* **Your objective**
Pictures stay out; everything else in the records below is copied exactly.
··· Information given
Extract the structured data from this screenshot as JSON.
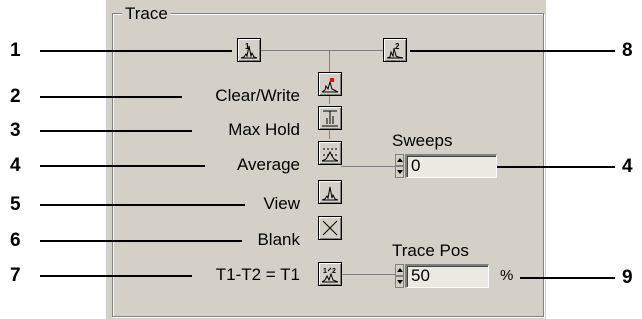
{
  "group": {
    "title": "Trace"
  },
  "callouts": [
    "1",
    "2",
    "3",
    "4",
    "5",
    "6",
    "7",
    "8",
    "4",
    "9"
  ],
  "modes": {
    "clear_write": "Clear/Write",
    "max_hold": "Max Hold",
    "average": "Average",
    "view": "View",
    "blank": "Blank",
    "t1_t2": "T1-T2 = T1"
  },
  "sweeps": {
    "label": "Sweeps",
    "value": "0"
  },
  "trace_pos": {
    "label": "Trace Pos",
    "value": "50",
    "unit": "%"
  },
  "icons": {
    "trace1": "trace-1-select-icon",
    "trace2": "trace-2-select-icon",
    "clear_write": "clear-write-icon",
    "max_hold": "max-hold-icon",
    "average": "average-icon",
    "view": "view-icon",
    "blank": "blank-x-icon",
    "t1_t2": "trace-difference-icon"
  },
  "colors": {
    "panel": "#d4d0c8",
    "marker_red": "#ff0000"
  }
}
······
* **Result for this task**
Extract the structured data from this screenshot as JSON.
{
  "group": {
    "title": "Trace"
  },
  "callouts": [
    "1",
    "2",
    "3",
    "4",
    "5",
    "6",
    "7",
    "8",
    "4",
    "9"
  ],
  "modes": {
    "clear_write": "Clear/Write",
    "max_hold": "Max Hold",
    "average": "Average",
    "view": "View",
    "blank": "Blank",
    "t1_t2": "T1-T2 = T1"
  },
  "sweeps": {
    "label": "Sweeps",
    "value": "0"
  },
  "trace_pos": {
    "label": "Trace Pos",
    "value": "50",
    "unit": "%"
  },
  "icons": {
    "trace1": "trace-1-select-icon",
    "trace2": "trace-2-select-icon",
    "clear_write": "clear-write-icon",
    "max_hold": "max-hold-icon",
    "average": "average-icon",
    "view": "view-icon",
    "blank": "blank-x-icon",
    "t1_t2": "trace-difference-icon"
  },
  "colors": {
    "panel": "#d4d0c8",
    "marker_red": "#ff0000"
  }
}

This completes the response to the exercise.